|Title||Signpost (Weber, Utah), 2007-02-02, Vol. 69, No. 57|
|Creator||Weber State University|
|Contributors||Associated Students of Weber State University; A generous grant from the Utah State Library and the Institute of Museum and Library Services.|
|Description||Weber's current student newspaper, the Signpost, first appeared on September 29, 1937. For two years prior to that time, campus news was disseminated via announcements posted on a bulletin board known as the "Signpost". As a result, the masthead of the first issue of the paper itself featured a rudimentary wooden sign with the title spelled out in rustic-looking letters. Over the years the paper has been published continuously, though the look, size and style has changed several times.|
|Subject||College student newspapers and periodicals; Weber State University|
|Publisher Digital||Stewart Library, Weber State University|
|Source||University Archives LD5893.W55 S5, Stewart Library, Weber State University|

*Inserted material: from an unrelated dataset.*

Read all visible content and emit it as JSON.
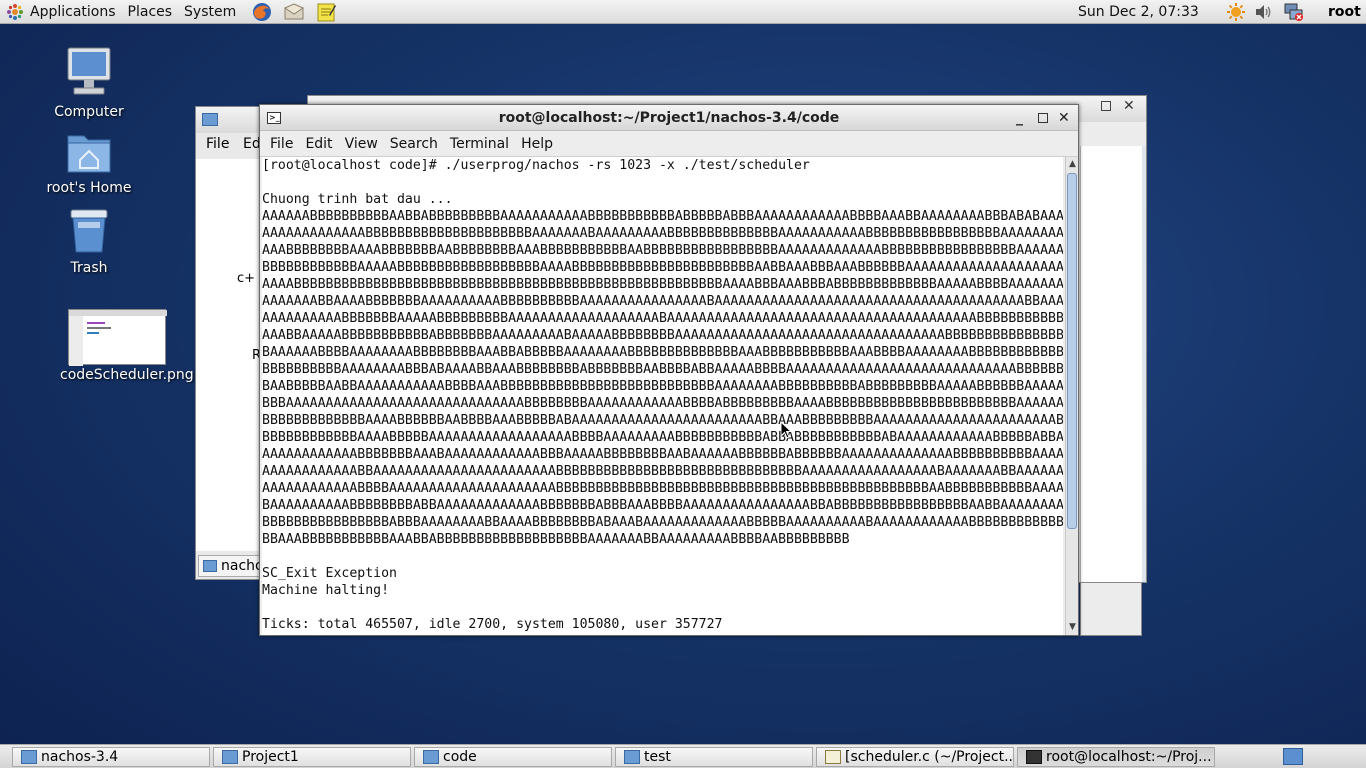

|Rights Management||Public Domain. Courtesy of University Archives, Stewart Library, Weber State University.|